Data to process:

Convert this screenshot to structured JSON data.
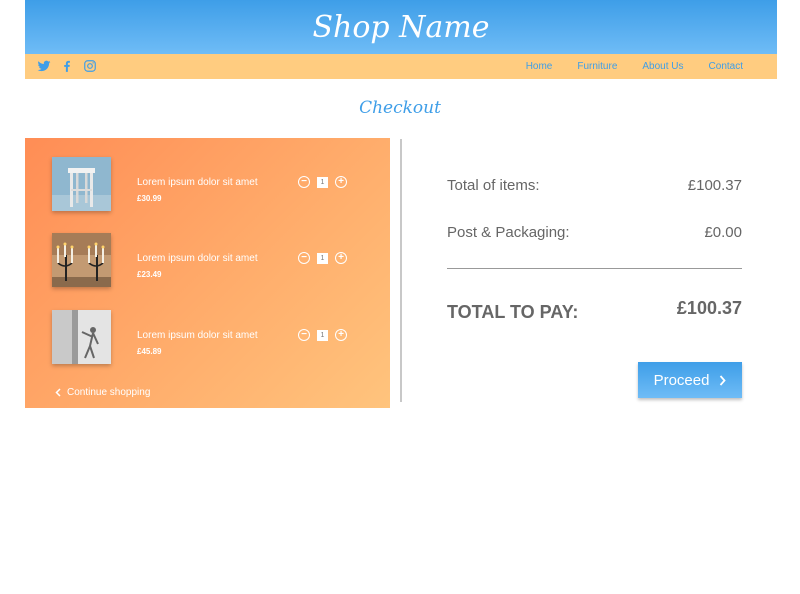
{
  "header": {
    "shop_name": "Shop Name"
  },
  "nav": {
    "social": [
      "twitter-icon",
      "facebook-icon",
      "instagram-icon"
    ],
    "links": [
      "Home",
      "Furniture",
      "About Us",
      "Contact"
    ]
  },
  "page": {
    "title": "Checkout"
  },
  "cart": {
    "items": [
      {
        "name": "Lorem ipsum dolor sit amet",
        "price": "£30.99",
        "quantity": "1",
        "image": "stool-photo"
      },
      {
        "name": "Lorem ipsum dolor sit amet",
        "price": "£23.49",
        "quantity": "1",
        "image": "candelabra-photo"
      },
      {
        "name": "Lorem ipsum dolor sit amet",
        "price": "£45.89",
        "quantity": "1",
        "image": "figurine-photo"
      }
    ],
    "continue_label": "Continue shopping"
  },
  "summary": {
    "items_label": "Total of items:",
    "items_value": "£100.37",
    "postage_label": "Post & Packaging:",
    "postage_value": "£0.00",
    "total_label": "TOTAL TO PAY:",
    "total_value": "£100.37"
  },
  "actions": {
    "proceed_label": "Proceed"
  },
  "colors": {
    "primary": "#3e9ee8",
    "nav_bar": "#ffcc80",
    "cart_gradient_start": "#ff8d55",
    "cart_gradient_end": "#ffc47d"
  }
}
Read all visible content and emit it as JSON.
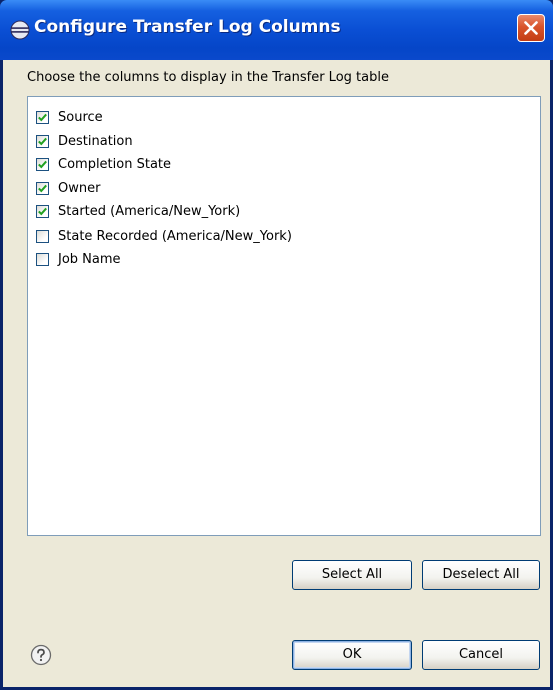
{
  "window": {
    "title": "Configure Transfer Log Columns"
  },
  "dialog": {
    "instruction": "Choose the columns to display in the Transfer Log table",
    "columns": [
      {
        "label": "Source",
        "checked": true
      },
      {
        "label": "Destination",
        "checked": true
      },
      {
        "label": "Completion State",
        "checked": true
      },
      {
        "label": "Owner",
        "checked": true
      },
      {
        "label": "Started (America/New_York)",
        "checked": true
      },
      {
        "label": "State Recorded (America/New_York)",
        "checked": false
      },
      {
        "label": "Job Name",
        "checked": false
      }
    ],
    "select_all_label": "Select All",
    "deselect_all_label": "Deselect All",
    "ok_label": "OK",
    "cancel_label": "Cancel"
  },
  "icons": {
    "title": "eclipse-icon",
    "close": "close-icon",
    "help": "help-icon",
    "check": "checkmark-icon"
  },
  "colors": {
    "titlebar": "#0a4fd4",
    "close_button": "#d9542b",
    "dialog_bg": "#ece9d8",
    "check_mark": "#21a121",
    "list_border": "#7f9db9"
  }
}
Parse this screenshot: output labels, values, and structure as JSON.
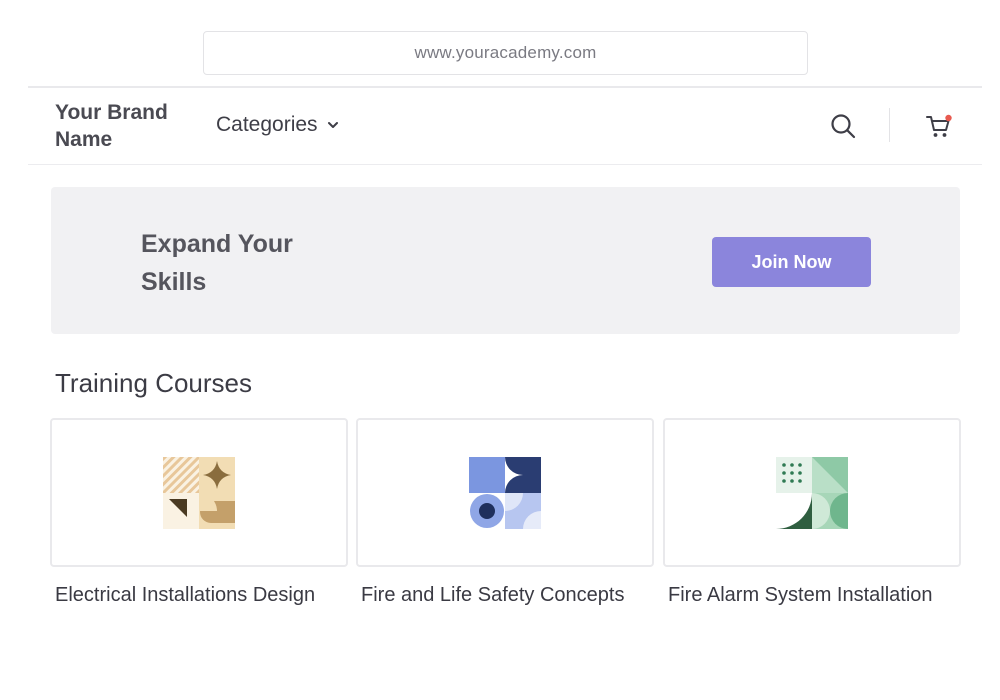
{
  "browser": {
    "url": "www.youracademy.com"
  },
  "nav": {
    "brand": "Your Brand Name",
    "categories_label": "Categories",
    "icons": {
      "search": "search-icon",
      "cart": "cart-icon",
      "dropdown": "chevron-down-icon"
    },
    "cart_badge_color": "#e85a4f"
  },
  "hero": {
    "title": "Expand Your Skills",
    "cta_label": "Join Now",
    "cta_color": "#8b85dc",
    "background": "#f1f1f3"
  },
  "courses_section": {
    "title": "Training Courses",
    "courses": [
      {
        "title": "Electrical Installations Design",
        "thumbnail": "tan-geometric-pattern"
      },
      {
        "title": "Fire and Life Safety Concepts",
        "thumbnail": "blue-geometric-pattern"
      },
      {
        "title": "Fire Alarm System Installation",
        "thumbnail": "green-geometric-pattern"
      }
    ]
  }
}
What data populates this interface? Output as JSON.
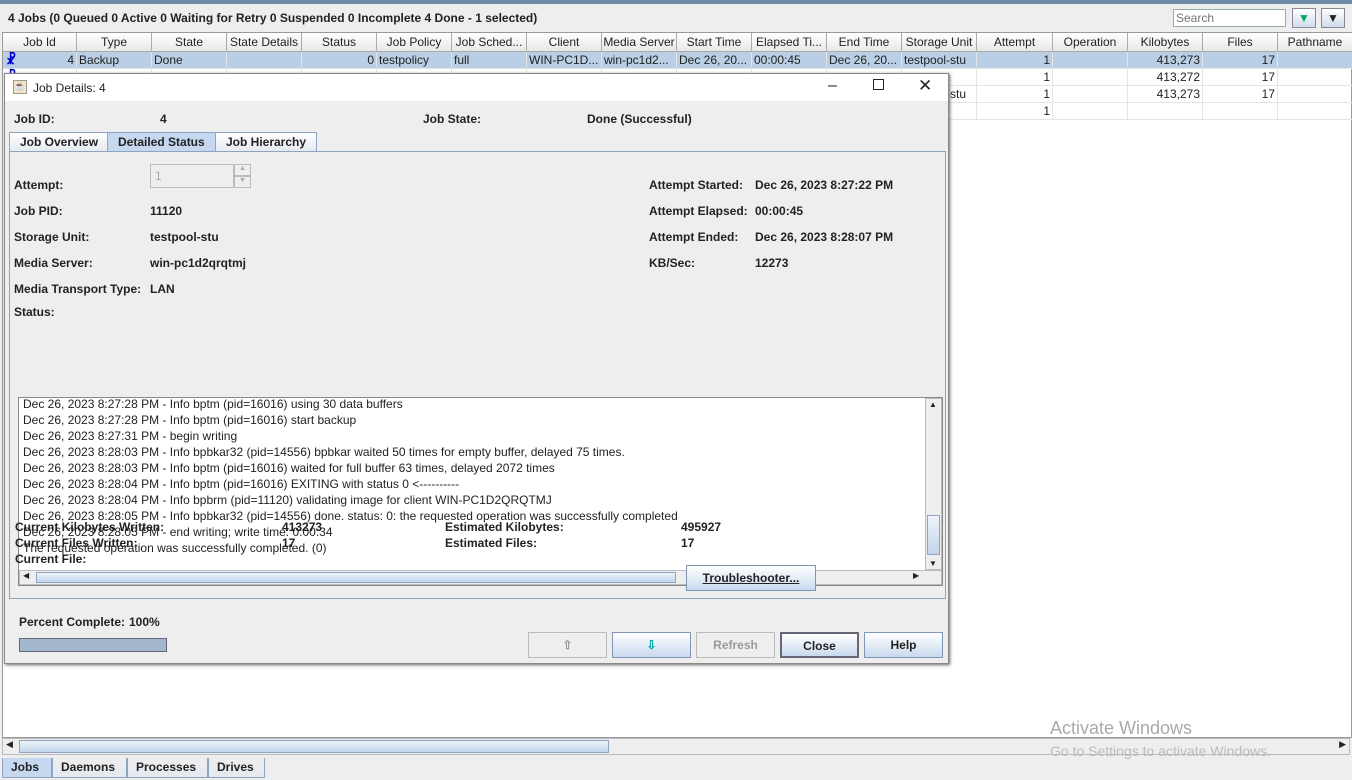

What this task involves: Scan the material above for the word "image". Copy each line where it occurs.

Solution for this problem:
        "image": "stool-photo"
        "image": "candelabra-photo"
        "image": "figurine-photo"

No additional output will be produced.